■ Supplied records
---+---

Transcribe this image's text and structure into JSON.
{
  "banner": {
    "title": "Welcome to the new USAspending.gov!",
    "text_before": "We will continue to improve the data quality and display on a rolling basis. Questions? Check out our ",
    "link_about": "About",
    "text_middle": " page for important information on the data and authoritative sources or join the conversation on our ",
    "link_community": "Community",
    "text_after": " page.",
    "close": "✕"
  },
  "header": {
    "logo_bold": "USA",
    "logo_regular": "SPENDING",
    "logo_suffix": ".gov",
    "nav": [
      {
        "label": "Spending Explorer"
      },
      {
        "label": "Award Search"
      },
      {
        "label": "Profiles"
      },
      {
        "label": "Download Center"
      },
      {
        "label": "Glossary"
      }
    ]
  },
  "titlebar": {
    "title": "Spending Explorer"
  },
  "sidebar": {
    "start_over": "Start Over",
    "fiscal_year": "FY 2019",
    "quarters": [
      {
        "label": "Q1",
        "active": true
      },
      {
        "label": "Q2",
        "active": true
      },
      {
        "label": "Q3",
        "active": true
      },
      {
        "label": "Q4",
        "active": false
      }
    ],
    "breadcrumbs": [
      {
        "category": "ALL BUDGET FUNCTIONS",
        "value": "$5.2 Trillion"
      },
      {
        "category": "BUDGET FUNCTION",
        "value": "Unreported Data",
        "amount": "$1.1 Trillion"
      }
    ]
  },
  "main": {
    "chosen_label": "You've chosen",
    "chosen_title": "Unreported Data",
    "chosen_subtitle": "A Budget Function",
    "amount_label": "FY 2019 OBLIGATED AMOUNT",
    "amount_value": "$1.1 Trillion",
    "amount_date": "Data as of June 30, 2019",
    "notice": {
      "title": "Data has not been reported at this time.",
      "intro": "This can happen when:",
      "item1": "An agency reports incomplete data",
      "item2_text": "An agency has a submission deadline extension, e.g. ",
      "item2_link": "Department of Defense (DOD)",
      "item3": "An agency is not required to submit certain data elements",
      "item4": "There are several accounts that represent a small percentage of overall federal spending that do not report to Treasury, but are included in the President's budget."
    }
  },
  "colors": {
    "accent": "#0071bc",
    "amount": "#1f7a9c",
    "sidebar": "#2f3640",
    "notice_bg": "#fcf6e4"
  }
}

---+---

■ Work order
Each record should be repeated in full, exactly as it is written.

■ Exercise solution
Transcribe this image's text and structure into JSON.
{
  "banner": {
    "title": "Welcome to the new USAspending.gov!",
    "text_before": "We will continue to improve the data quality and display on a rolling basis. Questions? Check out our ",
    "link_about": "About",
    "text_middle": " page for important information on the data and authoritative sources or join the conversation on our ",
    "link_community": "Community",
    "text_after": " page.",
    "close": "✕"
  },
  "header": {
    "logo_bold": "USA",
    "logo_regular": "SPENDING",
    "logo_suffix": ".gov",
    "nav": [
      {
        "label": "Spending Explorer"
      },
      {
        "label": "Award Search"
      },
      {
        "label": "Profiles"
      },
      {
        "label": "Download Center"
      },
      {
        "label": "Glossary"
      }
    ]
  },
  "titlebar": {
    "title": "Spending Explorer"
  },
  "sidebar": {
    "start_over": "Start Over",
    "fiscal_year": "FY 2019",
    "quarters": [
      {
        "label": "Q1",
        "active": true
      },
      {
        "label": "Q2",
        "active": true
      },
      {
        "label": "Q3",
        "active": true
      },
      {
        "label": "Q4",
        "active": false
      }
    ],
    "breadcrumbs": [
      {
        "category": "ALL BUDGET FUNCTIONS",
        "value": "$5.2 Trillion"
      },
      {
        "category": "BUDGET FUNCTION",
        "value": "Unreported Data",
        "amount": "$1.1 Trillion"
      }
    ]
  },
  "main": {
    "chosen_label": "You've chosen",
    "chosen_title": "Unreported Data",
    "chosen_subtitle": "A Budget Function",
    "amount_label": "FY 2019 OBLIGATED AMOUNT",
    "amount_value": "$1.1 Trillion",
    "amount_date": "Data as of June 30, 2019",
    "notice": {
      "title": "Data has not been reported at this time.",
      "intro": "This can happen when:",
      "item1": "An agency reports incomplete data",
      "item2_text": "An agency has a submission deadline extension, e.g. ",
      "item2_link": "Department of Defense (DOD)",
      "item3": "An agency is not required to submit certain data elements",
      "item4": "There are several accounts that represent a small percentage of overall federal spending that do not report to Treasury, but are included in the President's budget."
    }
  },
  "colors": {
    "accent": "#0071bc",
    "amount": "#1f7a9c",
    "sidebar": "#2f3640",
    "notice_bg": "#fcf6e4"
  }
}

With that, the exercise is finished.